Data extracted from a collection =
□ □ □ □
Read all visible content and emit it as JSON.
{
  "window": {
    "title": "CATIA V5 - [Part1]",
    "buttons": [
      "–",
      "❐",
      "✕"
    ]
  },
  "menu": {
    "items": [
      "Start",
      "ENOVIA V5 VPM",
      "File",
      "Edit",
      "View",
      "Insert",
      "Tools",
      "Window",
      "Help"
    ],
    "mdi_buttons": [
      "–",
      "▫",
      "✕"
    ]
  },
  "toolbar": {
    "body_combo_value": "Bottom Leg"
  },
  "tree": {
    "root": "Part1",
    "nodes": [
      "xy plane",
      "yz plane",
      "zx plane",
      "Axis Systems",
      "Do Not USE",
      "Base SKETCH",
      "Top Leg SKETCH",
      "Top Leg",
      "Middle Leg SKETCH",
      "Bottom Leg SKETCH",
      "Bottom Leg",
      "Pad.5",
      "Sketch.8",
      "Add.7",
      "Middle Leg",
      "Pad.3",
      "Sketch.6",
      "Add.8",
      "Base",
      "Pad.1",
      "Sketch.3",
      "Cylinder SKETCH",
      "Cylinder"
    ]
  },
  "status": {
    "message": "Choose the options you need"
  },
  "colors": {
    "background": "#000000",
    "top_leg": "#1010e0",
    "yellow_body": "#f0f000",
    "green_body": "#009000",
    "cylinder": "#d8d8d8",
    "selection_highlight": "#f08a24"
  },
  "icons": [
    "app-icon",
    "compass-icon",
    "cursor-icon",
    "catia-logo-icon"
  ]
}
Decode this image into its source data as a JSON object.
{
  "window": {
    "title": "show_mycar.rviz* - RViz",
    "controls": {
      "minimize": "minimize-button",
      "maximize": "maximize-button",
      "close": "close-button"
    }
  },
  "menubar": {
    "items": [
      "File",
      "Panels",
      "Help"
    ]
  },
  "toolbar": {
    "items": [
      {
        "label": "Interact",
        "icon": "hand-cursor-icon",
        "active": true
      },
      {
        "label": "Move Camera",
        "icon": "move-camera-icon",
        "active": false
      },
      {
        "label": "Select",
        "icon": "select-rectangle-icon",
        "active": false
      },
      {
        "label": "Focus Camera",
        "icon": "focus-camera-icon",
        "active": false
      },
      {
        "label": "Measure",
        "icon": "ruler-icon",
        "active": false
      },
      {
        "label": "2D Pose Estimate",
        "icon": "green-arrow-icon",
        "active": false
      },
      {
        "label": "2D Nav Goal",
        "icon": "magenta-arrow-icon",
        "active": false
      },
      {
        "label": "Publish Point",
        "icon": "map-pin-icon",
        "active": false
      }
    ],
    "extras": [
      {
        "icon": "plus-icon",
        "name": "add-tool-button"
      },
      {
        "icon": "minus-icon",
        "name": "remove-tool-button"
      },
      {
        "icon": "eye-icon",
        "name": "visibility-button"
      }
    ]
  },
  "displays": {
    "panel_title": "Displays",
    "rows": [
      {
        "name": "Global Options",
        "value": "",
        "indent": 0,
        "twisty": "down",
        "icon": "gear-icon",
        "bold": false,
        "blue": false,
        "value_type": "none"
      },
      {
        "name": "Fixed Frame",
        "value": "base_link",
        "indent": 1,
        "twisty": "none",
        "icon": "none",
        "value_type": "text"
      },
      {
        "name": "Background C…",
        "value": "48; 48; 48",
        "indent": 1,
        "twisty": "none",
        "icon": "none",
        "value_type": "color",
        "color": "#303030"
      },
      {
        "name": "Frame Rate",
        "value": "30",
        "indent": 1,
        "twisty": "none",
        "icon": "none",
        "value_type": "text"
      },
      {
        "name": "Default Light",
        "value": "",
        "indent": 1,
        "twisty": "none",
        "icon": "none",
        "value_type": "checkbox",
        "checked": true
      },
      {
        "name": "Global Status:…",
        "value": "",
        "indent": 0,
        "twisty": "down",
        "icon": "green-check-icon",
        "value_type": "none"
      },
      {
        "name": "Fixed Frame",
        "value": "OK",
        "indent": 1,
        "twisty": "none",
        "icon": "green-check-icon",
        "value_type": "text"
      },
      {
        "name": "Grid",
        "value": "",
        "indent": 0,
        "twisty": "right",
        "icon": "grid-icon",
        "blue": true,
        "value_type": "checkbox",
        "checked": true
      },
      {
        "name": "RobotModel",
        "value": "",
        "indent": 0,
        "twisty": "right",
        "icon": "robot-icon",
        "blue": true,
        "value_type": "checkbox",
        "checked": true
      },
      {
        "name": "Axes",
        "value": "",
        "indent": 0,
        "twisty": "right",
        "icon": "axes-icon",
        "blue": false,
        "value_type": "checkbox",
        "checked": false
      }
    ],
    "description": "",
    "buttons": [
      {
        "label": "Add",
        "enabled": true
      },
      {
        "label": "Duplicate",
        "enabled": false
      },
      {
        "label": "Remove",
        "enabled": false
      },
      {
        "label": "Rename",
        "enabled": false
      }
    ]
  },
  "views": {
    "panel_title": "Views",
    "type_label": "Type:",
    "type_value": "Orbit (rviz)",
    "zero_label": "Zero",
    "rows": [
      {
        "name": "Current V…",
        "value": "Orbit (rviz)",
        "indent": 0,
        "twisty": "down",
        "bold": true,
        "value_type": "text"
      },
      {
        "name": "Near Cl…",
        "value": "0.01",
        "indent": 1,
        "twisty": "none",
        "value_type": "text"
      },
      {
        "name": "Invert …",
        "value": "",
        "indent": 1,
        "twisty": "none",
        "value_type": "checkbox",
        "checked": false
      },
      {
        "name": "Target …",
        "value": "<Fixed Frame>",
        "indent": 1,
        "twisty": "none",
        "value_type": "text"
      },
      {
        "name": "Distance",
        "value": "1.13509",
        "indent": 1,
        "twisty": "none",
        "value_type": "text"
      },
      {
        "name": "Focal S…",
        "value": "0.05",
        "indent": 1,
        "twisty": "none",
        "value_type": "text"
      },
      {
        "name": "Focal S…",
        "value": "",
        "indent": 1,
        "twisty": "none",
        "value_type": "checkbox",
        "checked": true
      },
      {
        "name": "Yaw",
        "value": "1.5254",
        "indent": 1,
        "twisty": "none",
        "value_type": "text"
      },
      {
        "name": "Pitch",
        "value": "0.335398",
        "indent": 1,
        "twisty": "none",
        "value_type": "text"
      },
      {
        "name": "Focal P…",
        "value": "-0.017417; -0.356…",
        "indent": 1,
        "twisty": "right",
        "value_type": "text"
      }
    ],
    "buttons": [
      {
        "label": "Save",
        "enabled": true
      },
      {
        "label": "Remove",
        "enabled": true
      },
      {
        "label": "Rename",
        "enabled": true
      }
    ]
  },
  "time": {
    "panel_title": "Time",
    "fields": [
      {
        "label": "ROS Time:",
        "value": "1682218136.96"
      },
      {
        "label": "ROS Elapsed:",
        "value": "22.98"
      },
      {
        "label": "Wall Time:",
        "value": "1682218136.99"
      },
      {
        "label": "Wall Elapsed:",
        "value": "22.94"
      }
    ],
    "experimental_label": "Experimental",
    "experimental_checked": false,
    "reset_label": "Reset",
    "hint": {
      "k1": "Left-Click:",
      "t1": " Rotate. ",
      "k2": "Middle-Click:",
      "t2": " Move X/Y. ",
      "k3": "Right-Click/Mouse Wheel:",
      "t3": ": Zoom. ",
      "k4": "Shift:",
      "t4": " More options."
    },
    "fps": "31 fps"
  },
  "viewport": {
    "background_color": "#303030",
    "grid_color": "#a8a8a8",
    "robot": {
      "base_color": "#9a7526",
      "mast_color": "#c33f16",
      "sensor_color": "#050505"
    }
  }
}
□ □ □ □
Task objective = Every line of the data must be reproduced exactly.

Problem solution =
Read all visible content and emit it as JSON.
{
  "window": {
    "title": "CATIA V5 - [Part1]",
    "buttons": [
      "–",
      "❐",
      "✕"
    ]
  },
  "menu": {
    "items": [
      "Start",
      "ENOVIA V5 VPM",
      "File",
      "Edit",
      "View",
      "Insert",
      "Tools",
      "Window",
      "Help"
    ],
    "mdi_buttons": [
      "–",
      "▫",
      "✕"
    ]
  },
  "toolbar": {
    "body_combo_value": "Bottom Leg"
  },
  "tree": {
    "root": "Part1",
    "nodes": [
      "xy plane",
      "yz plane",
      "zx plane",
      "Axis Systems",
      "Do Not USE",
      "Base SKETCH",
      "Top Leg SKETCH",
      "Top Leg",
      "Middle Leg SKETCH",
      "Bottom Leg SKETCH",
      "Bottom Leg",
      "Pad.5",
      "Sketch.8",
      "Add.7",
      "Middle Leg",
      "Pad.3",
      "Sketch.6",
      "Add.8",
      "Base",
      "Pad.1",
      "Sketch.3",
      "Cylinder SKETCH",
      "Cylinder"
    ]
  },
  "status": {
    "message": "Choose the options you need"
  },
  "colors": {
    "background": "#000000",
    "top_leg": "#1010e0",
    "yellow_body": "#f0f000",
    "green_body": "#009000",
    "cylinder": "#d8d8d8",
    "selection_highlight": "#f08a24"
  },
  "icons": [
    "app-icon",
    "compass-icon",
    "cursor-icon",
    "catia-logo-icon"
  ]
}
Decode this image into its source data as a JSON object.
{
  "window": {
    "title": "show_mycar.rviz* - RViz",
    "controls": {
      "minimize": "minimize-button",
      "maximize": "maximize-button",
      "close": "close-button"
    }
  },
  "menubar": {
    "items": [
      "File",
      "Panels",
      "Help"
    ]
  },
  "toolbar": {
    "items": [
      {
        "label": "Interact",
        "icon": "hand-cursor-icon",
        "active": true
      },
      {
        "label": "Move Camera",
        "icon": "move-camera-icon",
        "active": false
      },
      {
        "label": "Select",
        "icon": "select-rectangle-icon",
        "active": false
      },
      {
        "label": "Focus Camera",
        "icon": "focus-camera-icon",
        "active": false
      },
      {
        "label": "Measure",
        "icon": "ruler-icon",
        "active": false
      },
      {
        "label": "2D Pose Estimate",
        "icon": "green-arrow-icon",
        "active": false
      },
      {
        "label": "2D Nav Goal",
        "icon": "magenta-arrow-icon",
        "active": false
      },
      {
        "label": "Publish Point",
        "icon": "map-pin-icon",
        "active": false
      }
    ],
    "extras": [
      {
        "icon": "plus-icon",
        "name": "add-tool-button"
      },
      {
        "icon": "minus-icon",
        "name": "remove-tool-button"
      },
      {
        "icon": "eye-icon",
        "name": "visibility-button"
      }
    ]
  },
  "displays": {
    "panel_title": "Displays",
    "rows": [
      {
        "name": "Global Options",
        "value": "",
        "indent": 0,
        "twisty": "down",
        "icon": "gear-icon",
        "bold": false,
        "blue": false,
        "value_type": "none"
      },
      {
        "name": "Fixed Frame",
        "value": "base_link",
        "indent": 1,
        "twisty": "none",
        "icon": "none",
        "value_type": "text"
      },
      {
        "name": "Background C…",
        "value": "48; 48; 48",
        "indent": 1,
        "twisty": "none",
        "icon": "none",
        "value_type": "color",
        "color": "#303030"
      },
      {
        "name": "Frame Rate",
        "value": "30",
        "indent": 1,
        "twisty": "none",
        "icon": "none",
        "value_type": "text"
      },
      {
        "name": "Default Light",
        "value": "",
        "indent": 1,
        "twisty": "none",
        "icon": "none",
        "value_type": "checkbox",
        "checked": true
      },
      {
        "name": "Global Status:…",
        "value": "",
        "indent": 0,
        "twisty": "down",
        "icon": "green-check-icon",
        "value_type": "none"
      },
      {
        "name": "Fixed Frame",
        "value": "OK",
        "indent": 1,
        "twisty": "none",
        "icon": "green-check-icon",
        "value_type": "text"
      },
      {
        "name": "Grid",
        "value": "",
        "indent": 0,
        "twisty": "right",
        "icon": "grid-icon",
        "blue": true,
        "value_type": "checkbox",
        "checked": true
      },
      {
        "name": "RobotModel",
        "value": "",
        "indent": 0,
        "twisty": "right",
        "icon": "robot-icon",
        "blue": true,
        "value_type": "checkbox",
        "checked": true
      },
      {
        "name": "Axes",
        "value": "",
        "indent": 0,
        "twisty": "right",
        "icon": "axes-icon",
        "blue": false,
        "value_type": "checkbox",
        "checked": false
      }
    ],
    "description": "",
    "buttons": [
      {
        "label": "Add",
        "enabled": true
      },
      {
        "label": "Duplicate",
        "enabled": false
      },
      {
        "label": "Remove",
        "enabled": false
      },
      {
        "label": "Rename",
        "enabled": false
      }
    ]
  },
  "views": {
    "panel_title": "Views",
    "type_label": "Type:",
    "type_value": "Orbit (rviz)",
    "zero_label": "Zero",
    "rows": [
      {
        "name": "Current V…",
        "value": "Orbit (rviz)",
        "indent": 0,
        "twisty": "down",
        "bold": true,
        "value_type": "text"
      },
      {
        "name": "Near Cl…",
        "value": "0.01",
        "indent": 1,
        "twisty": "none",
        "value_type": "text"
      },
      {
        "name": "Invert …",
        "value": "",
        "indent": 1,
        "twisty": "none",
        "value_type": "checkbox",
        "checked": false
      },
      {
        "name": "Target …",
        "value": "<Fixed Frame>",
        "indent": 1,
        "twisty": "none",
        "value_type": "text"
      },
      {
        "name": "Distance",
        "value": "1.13509",
        "indent": 1,
        "twisty": "none",
        "value_type": "text"
      },
      {
        "name": "Focal S…",
        "value": "0.05",
        "indent": 1,
        "twisty": "none",
        "value_type": "text"
      },
      {
        "name": "Focal S…",
        "value": "",
        "indent": 1,
        "twisty": "none",
        "value_type": "checkbox",
        "checked": true
      },
      {
        "name": "Yaw",
        "value": "1.5254",
        "indent": 1,
        "twisty": "none",
        "value_type": "text"
      },
      {
        "name": "Pitch",
        "value": "0.335398",
        "indent": 1,
        "twisty": "none",
        "value_type": "text"
      },
      {
        "name": "Focal P…",
        "value": "-0.017417; -0.356…",
        "indent": 1,
        "twisty": "right",
        "value_type": "text"
      }
    ],
    "buttons": [
      {
        "label": "Save",
        "enabled": true
      },
      {
        "label": "Remove",
        "enabled": true
      },
      {
        "label": "Rename",
        "enabled": true
      }
    ]
  },
  "time": {
    "panel_title": "Time",
    "fields": [
      {
        "label": "ROS Time:",
        "value": "1682218136.96"
      },
      {
        "label": "ROS Elapsed:",
        "value": "22.98"
      },
      {
        "label": "Wall Time:",
        "value": "1682218136.99"
      },
      {
        "label": "Wall Elapsed:",
        "value": "22.94"
      }
    ],
    "experimental_label": "Experimental",
    "experimental_checked": false,
    "reset_label": "Reset",
    "hint": {
      "k1": "Left-Click:",
      "t1": " Rotate. ",
      "k2": "Middle-Click:",
      "t2": " Move X/Y. ",
      "k3": "Right-Click/Mouse Wheel:",
      "t3": ": Zoom. ",
      "k4": "Shift:",
      "t4": " More options."
    },
    "fps": "31 fps"
  },
  "viewport": {
    "background_color": "#303030",
    "grid_color": "#a8a8a8",
    "robot": {
      "base_color": "#9a7526",
      "mast_color": "#c33f16",
      "sensor_color": "#050505"
    }
  }
}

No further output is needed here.